[Element data from apps and pages]

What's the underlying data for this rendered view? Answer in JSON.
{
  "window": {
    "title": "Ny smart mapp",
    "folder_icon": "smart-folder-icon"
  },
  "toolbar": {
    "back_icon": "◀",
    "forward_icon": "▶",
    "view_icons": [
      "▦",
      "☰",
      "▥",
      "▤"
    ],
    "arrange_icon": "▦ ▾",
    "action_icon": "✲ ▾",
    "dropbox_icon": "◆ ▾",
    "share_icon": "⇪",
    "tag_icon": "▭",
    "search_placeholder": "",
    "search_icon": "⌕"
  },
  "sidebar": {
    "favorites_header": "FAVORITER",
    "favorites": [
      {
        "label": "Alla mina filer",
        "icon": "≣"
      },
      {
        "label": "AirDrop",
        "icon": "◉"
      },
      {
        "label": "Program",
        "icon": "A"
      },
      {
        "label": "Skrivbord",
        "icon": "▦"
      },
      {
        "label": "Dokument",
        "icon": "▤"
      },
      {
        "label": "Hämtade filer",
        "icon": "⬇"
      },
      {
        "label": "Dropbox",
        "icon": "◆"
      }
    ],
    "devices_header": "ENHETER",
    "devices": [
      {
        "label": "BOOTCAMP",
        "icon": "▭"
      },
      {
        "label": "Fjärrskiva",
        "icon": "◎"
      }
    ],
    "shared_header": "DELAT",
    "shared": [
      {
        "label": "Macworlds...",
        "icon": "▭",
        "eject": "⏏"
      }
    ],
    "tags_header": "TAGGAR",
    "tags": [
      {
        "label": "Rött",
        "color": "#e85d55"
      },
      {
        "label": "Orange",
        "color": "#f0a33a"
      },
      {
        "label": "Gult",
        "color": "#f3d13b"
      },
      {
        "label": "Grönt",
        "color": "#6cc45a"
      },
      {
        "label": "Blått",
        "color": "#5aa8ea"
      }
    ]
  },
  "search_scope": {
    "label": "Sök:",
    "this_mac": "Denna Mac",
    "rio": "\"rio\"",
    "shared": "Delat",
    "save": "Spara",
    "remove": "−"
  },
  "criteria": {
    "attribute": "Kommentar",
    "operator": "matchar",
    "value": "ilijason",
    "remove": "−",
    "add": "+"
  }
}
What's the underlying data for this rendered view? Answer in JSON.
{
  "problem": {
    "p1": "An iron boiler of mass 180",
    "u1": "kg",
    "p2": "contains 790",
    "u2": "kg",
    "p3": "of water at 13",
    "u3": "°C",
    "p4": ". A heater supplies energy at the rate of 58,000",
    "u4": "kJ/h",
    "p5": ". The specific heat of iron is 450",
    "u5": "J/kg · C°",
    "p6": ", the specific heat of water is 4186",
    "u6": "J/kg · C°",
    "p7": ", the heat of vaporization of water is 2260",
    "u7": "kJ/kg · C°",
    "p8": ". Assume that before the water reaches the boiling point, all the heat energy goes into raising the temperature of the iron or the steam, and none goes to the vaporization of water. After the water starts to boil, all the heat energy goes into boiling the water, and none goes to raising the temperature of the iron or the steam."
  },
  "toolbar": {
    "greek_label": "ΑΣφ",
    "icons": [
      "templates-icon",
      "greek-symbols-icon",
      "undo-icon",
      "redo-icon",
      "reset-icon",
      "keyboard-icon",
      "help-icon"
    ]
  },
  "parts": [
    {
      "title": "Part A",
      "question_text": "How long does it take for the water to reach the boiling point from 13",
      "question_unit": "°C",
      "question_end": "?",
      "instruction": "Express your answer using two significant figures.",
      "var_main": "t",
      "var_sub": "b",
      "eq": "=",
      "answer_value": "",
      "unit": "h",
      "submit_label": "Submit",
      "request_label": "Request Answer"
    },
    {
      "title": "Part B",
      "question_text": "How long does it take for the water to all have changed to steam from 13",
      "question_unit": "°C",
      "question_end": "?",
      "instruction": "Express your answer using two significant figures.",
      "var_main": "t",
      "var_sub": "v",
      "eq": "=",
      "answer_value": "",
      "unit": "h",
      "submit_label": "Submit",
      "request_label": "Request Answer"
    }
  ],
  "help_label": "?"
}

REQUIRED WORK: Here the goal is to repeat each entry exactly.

ANSWER TO THE PROBLEM:
What's the underlying data for this rendered view? Answer in JSON.
{
  "window": {
    "title": "Ny smart mapp",
    "folder_icon": "smart-folder-icon"
  },
  "toolbar": {
    "back_icon": "◀",
    "forward_icon": "▶",
    "view_icons": [
      "▦",
      "☰",
      "▥",
      "▤"
    ],
    "arrange_icon": "▦ ▾",
    "action_icon": "✲ ▾",
    "dropbox_icon": "◆ ▾",
    "share_icon": "⇪",
    "tag_icon": "▭",
    "search_placeholder": "",
    "search_icon": "⌕"
  },
  "sidebar": {
    "favorites_header": "FAVORITER",
    "favorites": [
      {
        "label": "Alla mina filer",
        "icon": "≣"
      },
      {
        "label": "AirDrop",
        "icon": "◉"
      },
      {
        "label": "Program",
        "icon": "A"
      },
      {
        "label": "Skrivbord",
        "icon": "▦"
      },
      {
        "label": "Dokument",
        "icon": "▤"
      },
      {
        "label": "Hämtade filer",
        "icon": "⬇"
      },
      {
        "label": "Dropbox",
        "icon": "◆"
      }
    ],
    "devices_header": "ENHETER",
    "devices": [
      {
        "label": "BOOTCAMP",
        "icon": "▭"
      },
      {
        "label": "Fjärrskiva",
        "icon": "◎"
      }
    ],
    "shared_header": "DELAT",
    "shared": [
      {
        "label": "Macworlds...",
        "icon": "▭",
        "eject": "⏏"
      }
    ],
    "tags_header": "TAGGAR",
    "tags": [
      {
        "label": "Rött",
        "color": "#e85d55"
      },
      {
        "label": "Orange",
        "color": "#f0a33a"
      },
      {
        "label": "Gult",
        "color": "#f3d13b"
      },
      {
        "label": "Grönt",
        "color": "#6cc45a"
      },
      {
        "label": "Blått",
        "color": "#5aa8ea"
      }
    ]
  },
  "search_scope": {
    "label": "Sök:",
    "this_mac": "Denna Mac",
    "rio": "\"rio\"",
    "shared": "Delat",
    "save": "Spara",
    "remove": "−"
  },
  "criteria": {
    "attribute": "Kommentar",
    "operator": "matchar",
    "value": "ilijason",
    "remove": "−",
    "add": "+"
  }
}
What's the underlying data for this rendered view? Answer in JSON.
{
  "problem": {
    "p1": "An iron boiler of mass 180",
    "u1": "kg",
    "p2": "contains 790",
    "u2": "kg",
    "p3": "of water at 13",
    "u3": "°C",
    "p4": ". A heater supplies energy at the rate of 58,000",
    "u4": "kJ/h",
    "p5": ". The specific heat of iron is 450",
    "u5": "J/kg · C°",
    "p6": ", the specific heat of water is 4186",
    "u6": "J/kg · C°",
    "p7": ", the heat of vaporization of water is 2260",
    "u7": "kJ/kg · C°",
    "p8": ". Assume that before the water reaches the boiling point, all the heat energy goes into raising the temperature of the iron or the steam, and none goes to the vaporization of water. After the water starts to boil, all the heat energy goes into boiling the water, and none goes to raising the temperature of the iron or the steam."
  },
  "toolbar": {
    "greek_label": "ΑΣφ",
    "icons": [
      "templates-icon",
      "greek-symbols-icon",
      "undo-icon",
      "redo-icon",
      "reset-icon",
      "keyboard-icon",
      "help-icon"
    ]
  },
  "parts": [
    {
      "title": "Part A",
      "question_text": "How long does it take for the water to reach the boiling point from 13",
      "question_unit": "°C",
      "question_end": "?",
      "instruction": "Express your answer using two significant figures.",
      "var_main": "t",
      "var_sub": "b",
      "eq": "=",
      "answer_value": "",
      "unit": "h",
      "submit_label": "Submit",
      "request_label": "Request Answer"
    },
    {
      "title": "Part B",
      "question_text": "How long does it take for the water to all have changed to steam from 13",
      "question_unit": "°C",
      "question_end": "?",
      "instruction": "Express your answer using two significant figures.",
      "var_main": "t",
      "var_sub": "v",
      "eq": "=",
      "answer_value": "",
      "unit": "h",
      "submit_label": "Submit",
      "request_label": "Request Answer"
    }
  ],
  "help_label": "?"
}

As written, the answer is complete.